A song about a new mother that was streamed online in a kids' program in early February has suffered a backlash for portraying motherhood as self-victimizing, but has also sparked alternative lyrics defending the diversity of parenthood
The song, "Atashi Okasan Dakara" (Because I am a mother), is sung by Daisuke Yokoyama, who served as "Uta no Onisan" (singing big brother) for a popular children's program on NHK. Its lyrics were penned by children's picture book author "Nobumi." The song compares a woman's lifestyle shift from one focusing on herself when she did not have a child to sacrificing everything for her child, repeating the line "because I am a mother" 14 times.
The song was released on a streaming service on Feb. 2, but quickly spread all over the web, attracting criticism such as "The implied message that mothers must give up everything is just too cruel" and "Don't lump all mothers together!"
After the song was flamed online, Nobumi took to Twitter and other mediums to try to explain himself several times before ending up apologizing. Yokoyama also posted an apology saying "I hurt all of you" on his official blog.

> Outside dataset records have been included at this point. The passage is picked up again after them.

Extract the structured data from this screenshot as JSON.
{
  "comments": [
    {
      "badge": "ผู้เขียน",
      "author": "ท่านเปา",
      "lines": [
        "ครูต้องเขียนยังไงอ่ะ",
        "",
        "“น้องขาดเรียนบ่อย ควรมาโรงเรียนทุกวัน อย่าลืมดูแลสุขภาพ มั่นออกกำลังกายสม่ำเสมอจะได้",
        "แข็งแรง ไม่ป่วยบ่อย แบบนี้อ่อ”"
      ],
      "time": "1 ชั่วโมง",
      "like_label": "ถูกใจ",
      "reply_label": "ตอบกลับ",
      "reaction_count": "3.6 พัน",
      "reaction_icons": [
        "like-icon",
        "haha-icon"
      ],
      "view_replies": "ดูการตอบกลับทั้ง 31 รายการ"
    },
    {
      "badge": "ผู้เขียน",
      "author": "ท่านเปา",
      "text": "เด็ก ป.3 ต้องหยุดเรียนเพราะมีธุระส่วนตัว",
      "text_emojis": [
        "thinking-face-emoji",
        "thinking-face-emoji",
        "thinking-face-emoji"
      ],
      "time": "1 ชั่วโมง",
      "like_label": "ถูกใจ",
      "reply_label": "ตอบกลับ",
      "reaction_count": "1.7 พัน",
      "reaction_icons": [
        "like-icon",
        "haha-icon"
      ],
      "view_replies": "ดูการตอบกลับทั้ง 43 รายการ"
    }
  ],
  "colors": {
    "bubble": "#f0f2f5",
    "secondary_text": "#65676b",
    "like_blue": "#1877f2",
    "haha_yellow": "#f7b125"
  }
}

Along with the flaming, however, alternate versions of the song and hashtags to go along with them have also spread over social media, aiming to show another real side of childrearing. One such hashtag is "Okasan Dakedo" (I am a mother, but ...). While the original tells of the woman giving up her work, hobbies and fashion to learn to cook and wake up at 5 a.m. to tend to her child's needs, the alternate lyrics say, "I am a mother, but my ears are pierced, my hair is dyed and I sleep in, too. I go to concerts and buy the things that I want. I'm serious when I fight over snacks (with my child) and I cut corners by buying prepared food at the grocery store."
Along with defending mothers everywhere, another variation "Ore Otosan Dakara" (Because I am a father) also rose to popularity. "Because I'm a father, since my child has a fever, I took a day off work today," the lyrics say. "I am a father, but my fried chicken is mine to eat and I buy toys for my child as well as for me."
"There are many examples of songs that have come under fire for attempting to cheer mothers on by painting truthful pictures of raising children," journalist Renge Jibu said of the online phenomenon. She points out that presenting only a single model as positive was the issue that the online community had with these songs, and that lyricists are now expected to raise questions over such a one-sided picture of motherhood.
"Instead of immediately retracting the song after it came under fire, the composer did the right thing trying to explain his intentions several times," Jibu said. "Because of the spread of the alternate versions of the song, people in a variety of circumstances could participate and deepen the discussion."